Last changed: 03 June 2010

Project manager: Jan Bertilsson
PhD student: Mikaela Patel
Project group: Ewa Wredle, Eva Spörndly

We will study the effects of high-forage feeding in the period after the cows have come in calf on milk production, feed efficiency, milk quality and animal welfare compared with conventional feeding. Further there will be carried out determinations on enteric methane production. These results will be compared with those used in official statistics. The results from the trials will be used for economic evaluations and for modelling of environmental consequences of different feeding strategies. The experiments will also form the basis of a PhD thesis. Our aim is to compile data for a Swedish dairy production model, based on high proportions of forage, grass silage as well as pasture.
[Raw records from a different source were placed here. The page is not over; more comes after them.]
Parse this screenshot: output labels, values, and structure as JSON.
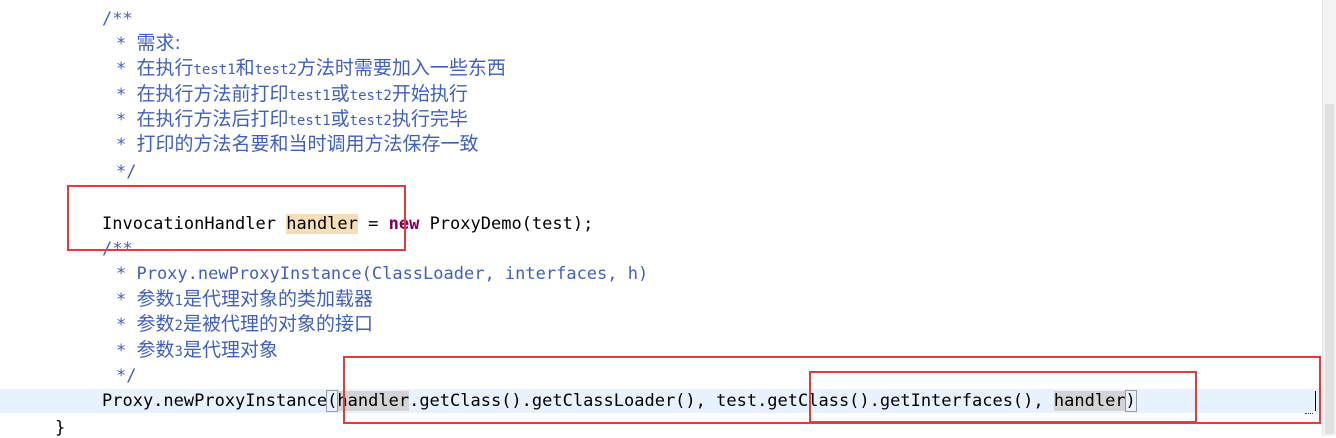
{
  "editor": {
    "comment1": {
      "open": "/**",
      "line1_prefix": "* ",
      "line1_text": "需求:",
      "line2_prefix": "* ",
      "line2_a": "在执行",
      "line2_b": "test1",
      "line2_c": "和",
      "line2_d": "test2",
      "line2_e": "方法时需要加入一些东西",
      "line3_prefix": "* ",
      "line3_a": "在执行方法前打印",
      "line3_b": "test1",
      "line3_c": "或",
      "line3_d": "test2",
      "line3_e": "开始执行",
      "line4_prefix": "* ",
      "line4_a": "在执行方法后打印",
      "line4_b": "test1",
      "line4_c": "或",
      "line4_d": "test2",
      "line4_e": "执行完毕",
      "line5_prefix": "* ",
      "line5_text": "打印的方法名要和当时调用方法保存一致",
      "close": "*/"
    },
    "handler_line": {
      "type": "InvocationHandler ",
      "var": "handler",
      "eq": " = ",
      "kw_new": "new",
      "rest": " ProxyDemo(test);"
    },
    "comment2": {
      "open": "/**",
      "line1": "* Proxy.newProxyInstance(ClassLoader, interfaces, h)",
      "line2_prefix": "* ",
      "line2_a": "参数",
      "line2_b": "1",
      "line2_c": "是代理对象的类加载器",
      "line3_prefix": "* ",
      "line3_a": "参数",
      "line3_b": "2",
      "line3_c": "是被代理的对象的接口",
      "line4_prefix": "* ",
      "line4_a": "参数",
      "line4_b": "3",
      "line4_c": "是代理对象",
      "close": "*/"
    },
    "proxy_line": {
      "call": "Proxy.newProxyInstance",
      "paren_open": "(",
      "arg1_var": "handler",
      "arg1_rest": ".getClass().getClassLoader(), ",
      "arg2": "test.getClass().getInterfaces()",
      "sep": ", ",
      "arg3": "handler",
      "paren_close": ")"
    },
    "closing_brace": "}"
  },
  "colors": {
    "comment": "#3f5fbf",
    "keyword": "#7f0055",
    "annotation_box": "#e53a3a",
    "occurrence_highlight": "#f6dfb8",
    "current_line": "#e8f2fe"
  }
}
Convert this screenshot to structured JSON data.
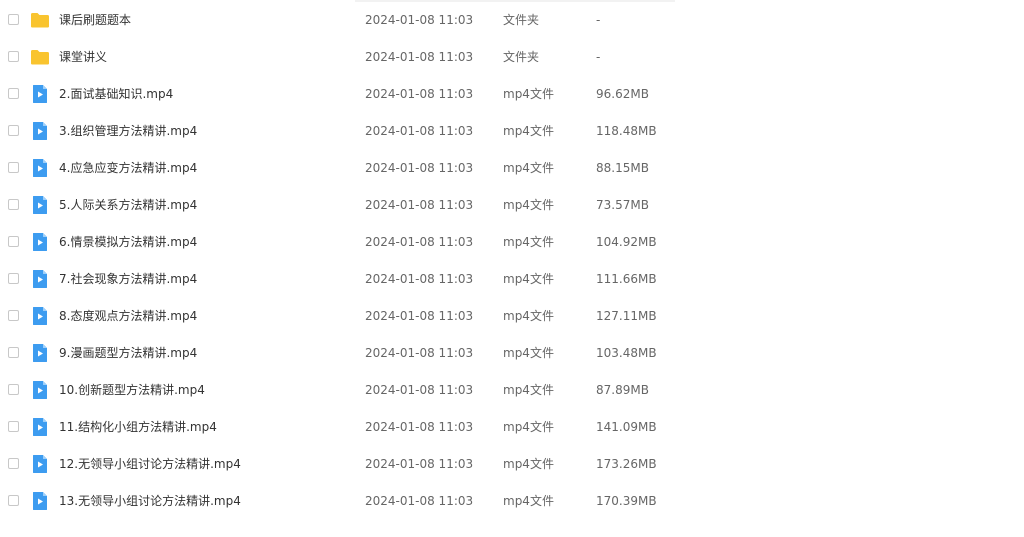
{
  "files": [
    {
      "name": "课后刷题题本",
      "date": "2024-01-08 11:03",
      "type": "文件夹",
      "size": "-",
      "icon": "folder-icon"
    },
    {
      "name": "课堂讲义",
      "date": "2024-01-08 11:03",
      "type": "文件夹",
      "size": "-",
      "icon": "folder-icon"
    },
    {
      "name": "2.面试基础知识.mp4",
      "date": "2024-01-08 11:03",
      "type": "mp4文件",
      "size": "96.62MB",
      "icon": "video-file-icon"
    },
    {
      "name": "3.组织管理方法精讲.mp4",
      "date": "2024-01-08 11:03",
      "type": "mp4文件",
      "size": "118.48MB",
      "icon": "video-file-icon"
    },
    {
      "name": "4.应急应变方法精讲.mp4",
      "date": "2024-01-08 11:03",
      "type": "mp4文件",
      "size": "88.15MB",
      "icon": "video-file-icon"
    },
    {
      "name": "5.人际关系方法精讲.mp4",
      "date": "2024-01-08 11:03",
      "type": "mp4文件",
      "size": "73.57MB",
      "icon": "video-file-icon"
    },
    {
      "name": "6.情景模拟方法精讲.mp4",
      "date": "2024-01-08 11:03",
      "type": "mp4文件",
      "size": "104.92MB",
      "icon": "video-file-icon"
    },
    {
      "name": "7.社会现象方法精讲.mp4",
      "date": "2024-01-08 11:03",
      "type": "mp4文件",
      "size": "111.66MB",
      "icon": "video-file-icon"
    },
    {
      "name": "8.态度观点方法精讲.mp4",
      "date": "2024-01-08 11:03",
      "type": "mp4文件",
      "size": "127.11MB",
      "icon": "video-file-icon"
    },
    {
      "name": "9.漫画题型方法精讲.mp4",
      "date": "2024-01-08 11:03",
      "type": "mp4文件",
      "size": "103.48MB",
      "icon": "video-file-icon"
    },
    {
      "name": "10.创新题型方法精讲.mp4",
      "date": "2024-01-08 11:03",
      "type": "mp4文件",
      "size": "87.89MB",
      "icon": "video-file-icon"
    },
    {
      "name": "11.结构化小组方法精讲.mp4",
      "date": "2024-01-08 11:03",
      "type": "mp4文件",
      "size": "141.09MB",
      "icon": "video-file-icon"
    },
    {
      "name": "12.无领导小组讨论方法精讲.mp4",
      "date": "2024-01-08 11:03",
      "type": "mp4文件",
      "size": "173.26MB",
      "icon": "video-file-icon"
    },
    {
      "name": "13.无领导小组讨论方法精讲.mp4",
      "date": "2024-01-08 11:03",
      "type": "mp4文件",
      "size": "170.39MB",
      "icon": "video-file-icon"
    }
  ],
  "colors": {
    "folder": "#f9c42f",
    "video": "#3d9cf0"
  }
}
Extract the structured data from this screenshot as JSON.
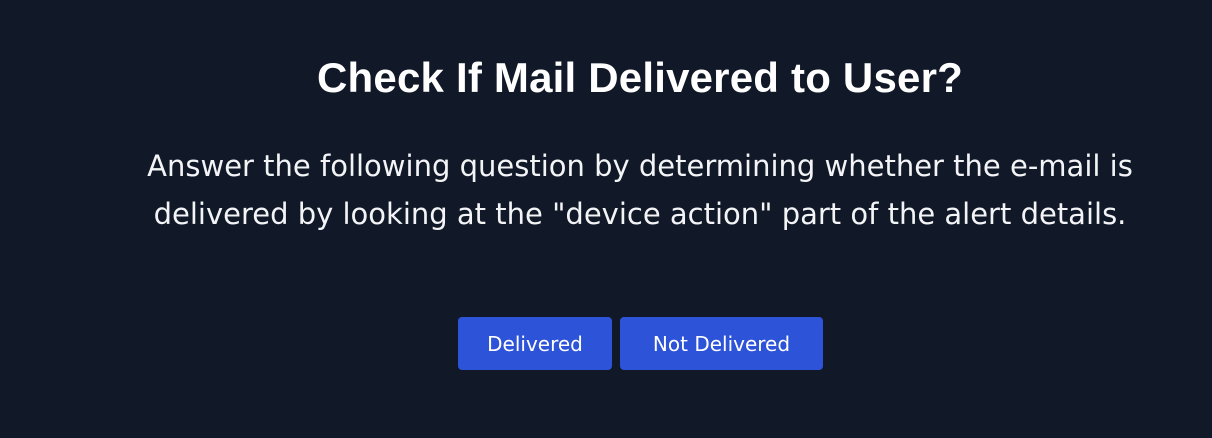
{
  "dialog": {
    "title": "Check If Mail Delivered to User?",
    "description": "Answer the following question by determining whether the e-mail is delivered by looking at the \"device action\" part of the alert details.",
    "buttons": {
      "delivered_label": "Delivered",
      "not_delivered_label": "Not Delivered"
    }
  },
  "colors": {
    "background": "#111827",
    "button_background": "#2d53d8",
    "text": "#ffffff"
  }
}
For this purpose we intend to perform a long-term trial with high-producing dairy cows. The trial will comprise three experimental treatments and last for two years and comprise at least 80 whole lactations. Two of the treatments will be according to organic rules regarding roughage proportion in the diet. After that the proportion will be at least 60 % (group 1) or gradually increased to 90 % (group 2). As a control there will be one treatment (group 3), where the feeding will be according to conventional Swedish feeding standards; 40 % forage in early lactation and ca 50 % in later part of the lactation. The proportion will be held both when feeding grass silage in winter and during the grazing period.


The methane (CH4) emissions from the dairy cows are currently being measured at Kungsängen Research Station within the project “Sustainable dairy production based on high-forage diets”. The experiment runs from October 2008- Januari 2009 and consists of three trial periods. The aim is to compare the CH4 emissions from the three diets and also compare the results with theoretical calculations. Six rumen fistulated cows are fed the three different proportions of grass-silage described earlier. The CH4 is measured by the Sulfur hexafluoride (SF6) tracer technique. In this technique, a small permeation tube filled with a known release rate of SF6 is placed in the rumen. An evacuated canister is placed around the cow’s neck and connected to a halter fitted with a capillary tube. In this way a constant rate of air around the mouth and nose of the cow is collected. The canisters are changed every 24 hours and samples are taken for gas chromatography analyses. The CH4 emission rate is then calculated from the concentrations of CH4 and SF6 in the samples and the release rate of SF6.



The project is financially supported by FORMAS and the Swedish Board of Agriculture.

More information:

Wanted: windy cows for diet trials (article in the Times)